'The new volunteers will make a real difference to these people, helping them reconnect with the outside world, boost their self-esteem and make new friends.

'We hope that many more people will follow that lead and make sure that no one in Norwich has to suffer through isolation.'

Each volunteer, once matched with a client, spends a couple of hours a week helping them with tasks around the home, going for outings or simply dropping in for a chat.

Each volunteer, once matched with a client, spends a couple of hours a week helping them with tasks around the home, going for outings or simply dropping in for a chat.

Despite the overwhelming variety of responses – with people from all over Norwich, aged from 21 to 70, from a host of backgrounds – all but two of the volunteers are women.

That means that some people suffering from isolation, disability or mental ill health are waiting longer than others to be matched with a volunteer.

'There are always a few clients who say they would rather have a male volunteer or a female volunteer,' said Mr Mills.

'Some clients are just missing male company – their visiting carers are predominantly female – and they sometimes have to wait a little bit longer to be matched with a volunteer.
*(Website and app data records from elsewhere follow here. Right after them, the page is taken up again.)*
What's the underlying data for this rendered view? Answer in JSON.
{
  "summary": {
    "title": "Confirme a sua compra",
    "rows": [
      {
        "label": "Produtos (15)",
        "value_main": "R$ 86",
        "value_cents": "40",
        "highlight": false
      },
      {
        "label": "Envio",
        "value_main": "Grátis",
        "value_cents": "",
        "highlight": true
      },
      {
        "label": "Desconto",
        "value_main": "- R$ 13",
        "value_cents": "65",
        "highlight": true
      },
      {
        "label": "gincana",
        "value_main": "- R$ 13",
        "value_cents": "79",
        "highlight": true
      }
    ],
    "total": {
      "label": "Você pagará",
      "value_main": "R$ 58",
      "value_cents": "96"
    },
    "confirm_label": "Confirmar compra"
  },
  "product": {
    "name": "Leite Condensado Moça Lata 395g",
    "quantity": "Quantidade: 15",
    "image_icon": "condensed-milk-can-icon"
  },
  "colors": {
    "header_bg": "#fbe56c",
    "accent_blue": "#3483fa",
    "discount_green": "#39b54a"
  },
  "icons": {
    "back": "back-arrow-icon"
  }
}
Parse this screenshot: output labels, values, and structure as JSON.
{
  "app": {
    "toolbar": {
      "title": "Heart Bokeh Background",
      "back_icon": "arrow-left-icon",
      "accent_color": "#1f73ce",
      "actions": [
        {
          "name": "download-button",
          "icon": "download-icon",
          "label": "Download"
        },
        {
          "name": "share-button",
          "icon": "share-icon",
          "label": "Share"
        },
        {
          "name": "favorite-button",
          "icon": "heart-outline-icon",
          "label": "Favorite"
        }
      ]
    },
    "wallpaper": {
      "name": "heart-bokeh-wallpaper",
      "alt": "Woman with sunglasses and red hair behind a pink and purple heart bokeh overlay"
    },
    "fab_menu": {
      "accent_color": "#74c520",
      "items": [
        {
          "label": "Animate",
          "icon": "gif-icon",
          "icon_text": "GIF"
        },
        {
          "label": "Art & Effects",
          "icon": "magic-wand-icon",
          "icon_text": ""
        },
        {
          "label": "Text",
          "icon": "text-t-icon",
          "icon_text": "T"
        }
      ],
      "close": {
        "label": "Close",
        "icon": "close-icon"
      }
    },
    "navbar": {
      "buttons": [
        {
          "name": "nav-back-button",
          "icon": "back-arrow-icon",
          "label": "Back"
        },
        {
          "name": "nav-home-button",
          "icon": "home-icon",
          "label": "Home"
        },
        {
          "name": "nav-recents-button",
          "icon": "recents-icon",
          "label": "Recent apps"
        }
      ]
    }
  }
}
'It could be just popping round to chat about the weather or watch a game of football.'

Mr Mills said that volunteers from a range of backgrounds had signed up since A Friend in Need was launched in early June, and that he was still keen to hear from anyone interested in joining the scheme.

'There have been young mothers busy with the school run in the morning and afternoon, but looking for something to do in between, recently retired people, young people in their 20s, and those looking to get into careers in health and social care.

'The phrase 'giving something back' seems to crop up constantly, and it's something a lot of people would like to do.'

The group of volunteers will mean that clients in the outskirts of Norwich, areas in which Voluntary Norfolk has had difficulty recruiting befrienders, now have access to a vital lifeline.

However, more are still needed for areas such as Bowthorpe, Lakenham, Sprowston, Hellesdon and Thorpe.


Volunteer befrienders can be from any background, and no experience is necessary.

All candidates are CRB checked and must provide two references.

Volunteers are interviewed about their interests and given induction training before being matched with a suitable client.

Relevant training sessions and regular reviews are conducted throughout the duration of the match, which can last for up to 18 months.

Anyone under 18 looking to get involved can contact Voluntary Norfolk to find out about other volunteering opportunities.

To find out about more call Voluntary Norfolk on 01603 614474, email or visit